LocationHemmingford, QC J0L, Canada
Structural EngineerRoberto Filippi
Landscape ArchitectMichael Hodges paysagiste
Text description provided by the architects. In 1994, François Pouliot, then a movie producer, acquired the orchard in Hemmingford, in the Montérégie region, and contributed to the creation of the very first ice ciders. In 1998, he and Stéphanie Beaudoin, at the time a visual artist, founded La Face Cachée de la Pomme, an cidery that quickly put forward its innovative vision of terroir and found international acclaim for its top-quality ice cider.
In 2001, Pouliot and Beaudoin wanted to expand and renovate the ancestral house and their small cidery situated in the orchard; they contacted Giovanni Diodati, architect with FGMDA. From 2001 to 2009, as the company constantly grew and new facilities were needed both for production and for hosting visitors, the initial project for renovating and modernizing the residence became a three-phase holistic project in which architecture, landscape architecture, interior design, and graphic design were considered jointly to make Neige, LFCP’s innovative ice cider, a success.
With the years and the expansions, FGMDA designed all of the needed renovations and extensions to the ancestral house and the cidery, respecting the Scottish-inspired vernacular architecture and the industrial architecture of the farm facilities, merging them with a resolutely modern, contemporary architectural language. Inspired by farms in southern Italy, the architects designed the residences and farm facilities to create a unity that is both aesthetic and functional, in which each space can have multiple uses. For instance, the yard can be a dock for unloading merchandise or be transformed into a tasting area for visitors.
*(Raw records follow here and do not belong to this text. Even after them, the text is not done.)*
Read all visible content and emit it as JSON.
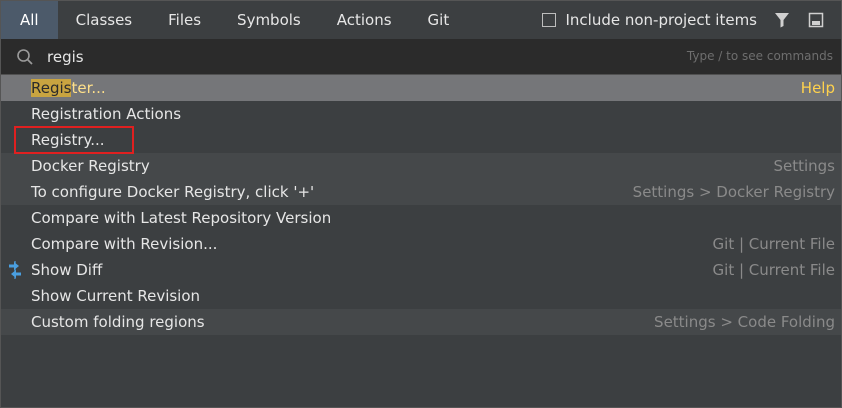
{
  "tabs": [
    {
      "label": "All",
      "active": true
    },
    {
      "label": "Classes",
      "active": false
    },
    {
      "label": "Files",
      "active": false
    },
    {
      "label": "Symbols",
      "active": false
    },
    {
      "label": "Actions",
      "active": false
    },
    {
      "label": "Git",
      "active": false
    }
  ],
  "toolbar": {
    "include_non_project_label": "Include non-project items",
    "include_non_project_checked": false,
    "filter_icon": "filter-icon",
    "preview_icon": "preview-panel-icon"
  },
  "search": {
    "value": "regis",
    "hint": "Type / to see commands",
    "icon": "search-icon"
  },
  "results": [
    {
      "label_match": "Regis",
      "label_rest": "ter...",
      "hint": "Help",
      "selected": true
    },
    {
      "label": "Registration Actions",
      "hint": ""
    },
    {
      "label": "Registry...",
      "hint": "",
      "outlined": true
    },
    {
      "label": "Docker Registry",
      "hint": "Settings"
    },
    {
      "label": "To configure Docker Registry, click '+'",
      "hint": "Settings > Docker Registry"
    },
    {
      "label": "Compare with Latest Repository Version",
      "hint": ""
    },
    {
      "label": "Compare with Revision...",
      "hint": "Git | Current File"
    },
    {
      "label": "Show Diff",
      "hint": "Git | Current File",
      "icon": "diff-arrows-icon"
    },
    {
      "label": "Show Current Revision",
      "hint": ""
    },
    {
      "label": "Custom folding regions",
      "hint": "Settings > Code Folding"
    }
  ],
  "colors": {
    "background": "#3c3f41",
    "active_tab": "#4c5a6a",
    "selected_row": "#757679",
    "match_highlight": "#c9a440",
    "outline": "#e02020",
    "diff_icon": "#4a9fe0"
  }
}
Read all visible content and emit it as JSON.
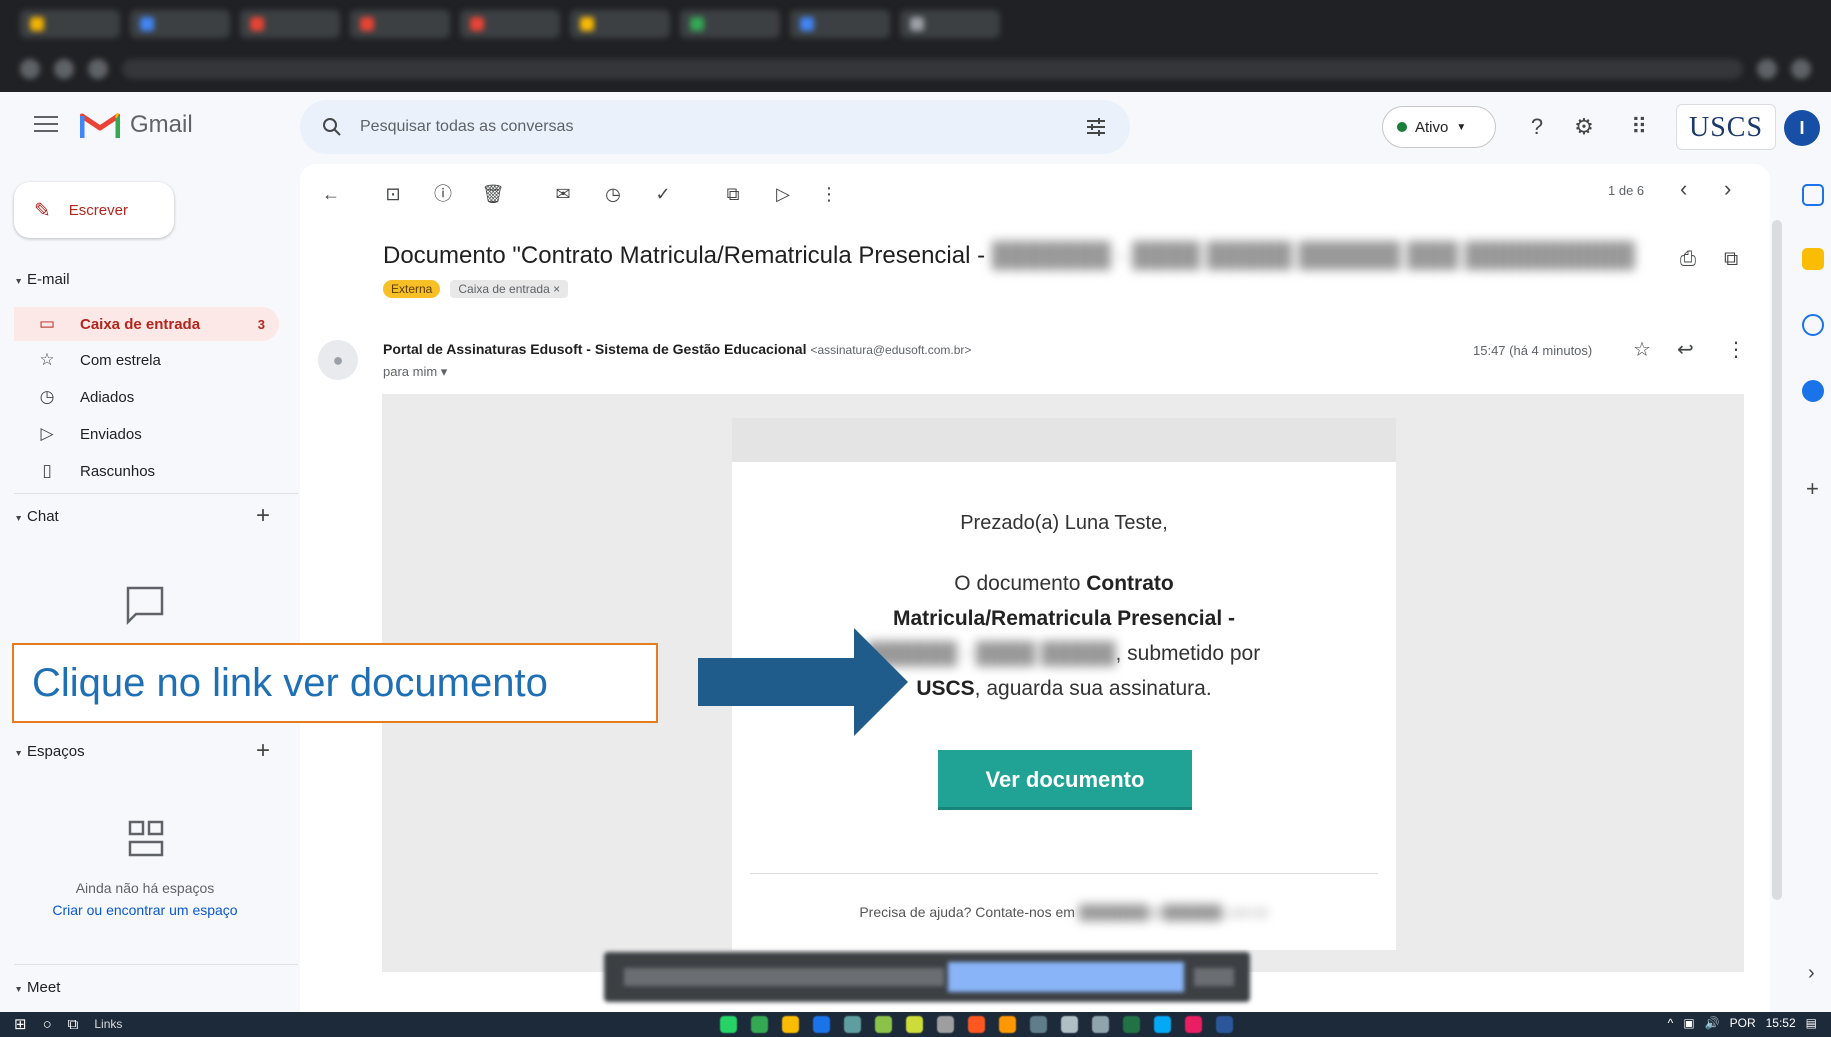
{
  "gmail": {
    "brand": "Gmail",
    "search_placeholder": "Pesquisar todas as conversas",
    "status": "Ativo",
    "org_logo": "USCS",
    "avatar_initial": "I"
  },
  "sidebar": {
    "compose_label": "Escrever",
    "email_section": "E-mail",
    "items": [
      {
        "label": "Caixa de entrada",
        "count": "3",
        "icon": "inbox-icon"
      },
      {
        "label": "Com estrela",
        "icon": "star-icon"
      },
      {
        "label": "Adiados",
        "icon": "clock-icon"
      },
      {
        "label": "Enviados",
        "icon": "send-icon"
      },
      {
        "label": "Rascunhos",
        "icon": "draft-icon"
      }
    ],
    "chat_section": "Chat",
    "spaces_section": "Espaços",
    "spaces_empty": "Ainda não há espaços",
    "spaces_link": "Criar ou encontrar um espaço",
    "meet_section": "Meet"
  },
  "toolbar": {
    "pager": "1 de 6"
  },
  "message": {
    "subject": "Documento \"Contrato Matricula/Rematricula Presencial - ",
    "labels": [
      "Externa",
      "Caixa de entrada ×"
    ],
    "sender_name": "Portal de Assinaturas Edusoft - Sistema de Gestão Educacional",
    "sender_email": "<assinatura@edusoft.com.br>",
    "to_me": "para mim ▾",
    "time": "15:47 (há 4 minutos)"
  },
  "email_body": {
    "greeting": "Prezado(a) Luna Teste,",
    "line_prefix": "O documento ",
    "doc_name": "Contrato Matricula/Rematricula Presencial -",
    "submitted_by": ", submetido por",
    "sender_org": "USCS",
    "suffix": ", aguarda sua assinatura.",
    "cta": "Ver documento",
    "help": "Precisa de ajuda? Contate-nos em"
  },
  "annotation": {
    "text": "Clique no link ver documento",
    "box_color": "#e57c1d",
    "arrow_color": "#1f5c8c"
  },
  "taskbar": {
    "links": "Links",
    "lang": "POR",
    "clock": "15:52"
  }
}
Designed to preserve the privacy of the family living on the property, the grouping blends harmoniously into the landscape.
The design of the shop and the tasting areas, warehouses, and offices integrates the notions of fluid circulation and efficient operation. Using materials such as stone, recycled barn wood, and the facade’s untreated wood – a reference to the crates used to transport apples – FGMDA ensured unity of the whole respect for the architectural vocabulary, and highlighting of the existing structures.
In keeping with LFCP’s philosophy, sustainable development is part of the framework of the project, integral to both the facilities and the production processes. Particular attention was paid to the lighting; natural light was emphasized, even in the warehouses – an unusual practice that required raising employees’ awareness. Less costly, this passive lighting strategy is also beneficial for the quality of the workplace environment.